[22] Lanivet bishop’s transcripts (https://www.familysearch.org/records/images/image-details?page=1&place=2971849&rmsId=TH-1961-30288-28905-33&imageIndex=8&singleView=true).

[23] Lanivet bishop’s transcripts (https://www.familysearch.org/records/images/image-details?page=1&place=2971849&rmsId=TH-1961-30288-28905-33&imageIndex=11&singleView=true).

[24] Kresen Kernow, catalogue entry for AD103/77.

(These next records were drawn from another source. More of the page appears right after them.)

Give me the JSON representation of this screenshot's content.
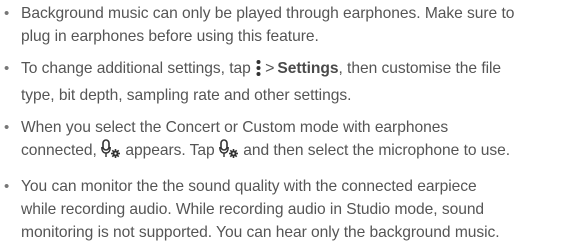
{
  "notes": [
    {
      "lines": [
        "Background music can only be played through earphones. Make sure to",
        "plug in earphones before using this feature."
      ]
    },
    {
      "line1_prefix": "To change additional settings, tap ",
      "chevron": ">",
      "settings_label": "Settings",
      "line1_suffix": ", then customise the file",
      "line2": "type, bit depth, sampling rate and other settings."
    },
    {
      "line1": "When you select the Concert or Custom mode with earphones",
      "line2_prefix": "connected, ",
      "line2_middle": " appears. Tap ",
      "line2_suffix": " and then select the microphone to use."
    },
    {
      "lines": [
        "You can monitor the the sound quality with the connected earpiece",
        "while recording audio. While recording audio in Studio mode, sound",
        "monitoring is not supported. You can hear only the background music."
      ]
    }
  ],
  "bullet_char": "•",
  "icons": {
    "more": "more-options-icon",
    "mic_settings": "microphone-settings-icon"
  },
  "colors": {
    "text": "#555555",
    "bold_text": "#4a4a4a"
  }
}
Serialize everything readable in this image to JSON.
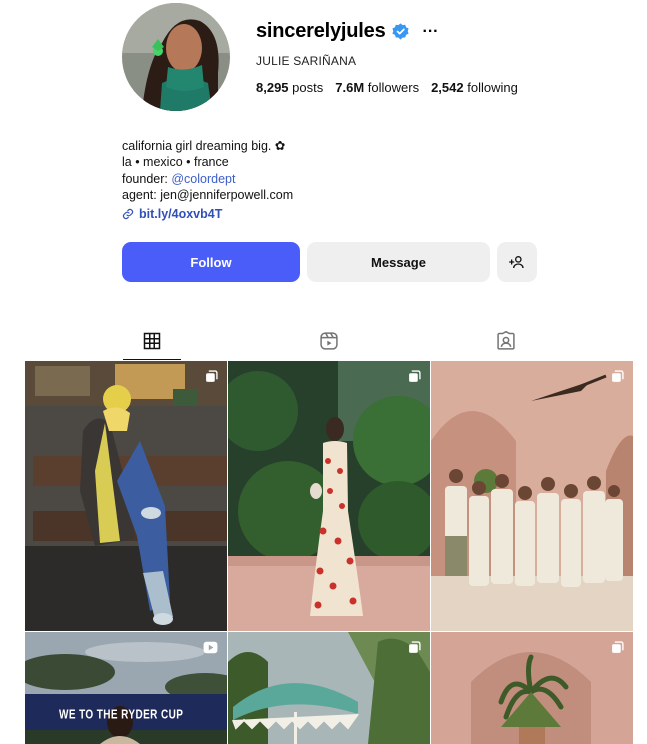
{
  "profile": {
    "username": "sincerelyjules",
    "full_name": "JULIE SARIÑANA",
    "more_label": "···",
    "stats": {
      "posts_count": "8,295",
      "posts_label": "posts",
      "followers_count": "7.6M",
      "followers_label": "followers",
      "following_count": "2,542",
      "following_label": "following"
    },
    "bio": {
      "line1": "california girl dreaming big. ✿",
      "line2": "la • mexico • france",
      "founder_prefix": "founder: ",
      "founder_handle": "@colordept",
      "line4": "agent: jen@jenniferpowell.com",
      "link": "bit.ly/4oxvb4T"
    }
  },
  "actions": {
    "follow_label": "Follow",
    "message_label": "Message"
  },
  "tabs": [
    {
      "icon": "grid-icon",
      "selected": true
    },
    {
      "icon": "reels-icon",
      "selected": false
    },
    {
      "icon": "tagged-icon",
      "selected": false
    }
  ],
  "posts": [
    {
      "type": "carousel",
      "subject": "woman in yellow beanie and scarf sitting on bench"
    },
    {
      "type": "carousel",
      "subject": "woman in polka dot dress in tropical garden"
    },
    {
      "type": "carousel",
      "subject": "group in white outfits under pink arches"
    },
    {
      "type": "reel",
      "subject": "ryder cup event",
      "caption": "WE TO THE RYDER CUP"
    },
    {
      "type": "carousel",
      "subject": "green umbrella and palm trees"
    },
    {
      "type": "carousel",
      "subject": "pink arch with plant"
    }
  ],
  "colors": {
    "accent": "#4a5df9",
    "verified": "#3897f0",
    "link": "#3150b8"
  }
}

[25] Lanivet parish registers (https://www.familysearch.org/ark:/61903/3:1:S3HY-DBTS-CCH). There was also an Agnes Watts, widow, buried at St Columb Minor in 1705 (https://www.familysearch.org/ark:/61903/3:1:S3HT-69RS-VQP) although that may the Agnes Jordan, widow, who married William Watts there in 1664.

[26] St Issey parish registers (https://www.familysearch.org/ark:/61903/3:1:S3HT-XK5Q-2X2).

[27] J.L. Vivian, The Visitations of Cornwall (Exeter, 1887), 36.

[28] St Issey parish registers (https://www.familysearch.org/ark:/61903/3:1:S3HT-XK5Q-LK4).

[29] Blisland parish registers (https://www.familysearch.org/ark:/61903/3:1:S3HY-DHC4-DDW).

[30] St Issey parish registers (https://www.familysearch.org/ark:/61903/3:1:S3HT-D1J7-9HG). See also the will of Andrew Fenton the elder, probably the father of the Andrew who married Agnes Blight: Kresen Kernow, AP/F/224 (https://www.familysearch.org/ark:/61903/3:1:S3HT-61K9-MPH).

[31] Kresen Kernow, AP/R/1670 (https://www.familysearch.org/ark:/61903/3:1:S3HT-6179-66B). Gilbert, along with Stephen Best, also took the inventory of the goods of John Robins.

[32] Kresen Kernow, AP/T/1726 (https://www.familysearch.org/ark:/61903/3:1:S3HY-68PD-B9).

[33] Kresen Kernow, AP/P/2091 (https://www.familysearch.org/ark:/61903/3:1:S3HY-X3XS-QJM).

[34] Lanivet parish registers (https://www.familysearch.org/records/images/image-details?page=1&place=2971849&rmsId=TH-1961-38924-1790-8&imageIndex=40&singleView=true).

[35] Kresen Kernow, AP/W/1580 (https://www.familysearch.org/ark:/61903/3:1:S3HT-6RQS-387).

[36] Kresen Kernow, AP/W/1580 (https://www.familysearch.org/ark:/61903/3:1:S3HT-6RQS-QKX).

[37] St Columb Minor parish registers (https://www.familysearch.org/ark:/61903/3:1:S3HT-69RS-52K). As William Hicks of Lanivet was the uncle of the John Sammon of St Columb Minor who gave evidence in the 1679 court case, it would appear that John’s parents were the “John Samyn and Agnes Hickes” who were married at St Columb Minor in 1629.

[38] Lanivet parish registers (https://www.familysearch.org/ark:/61903/3:1:3QSQ-G964-XSL3).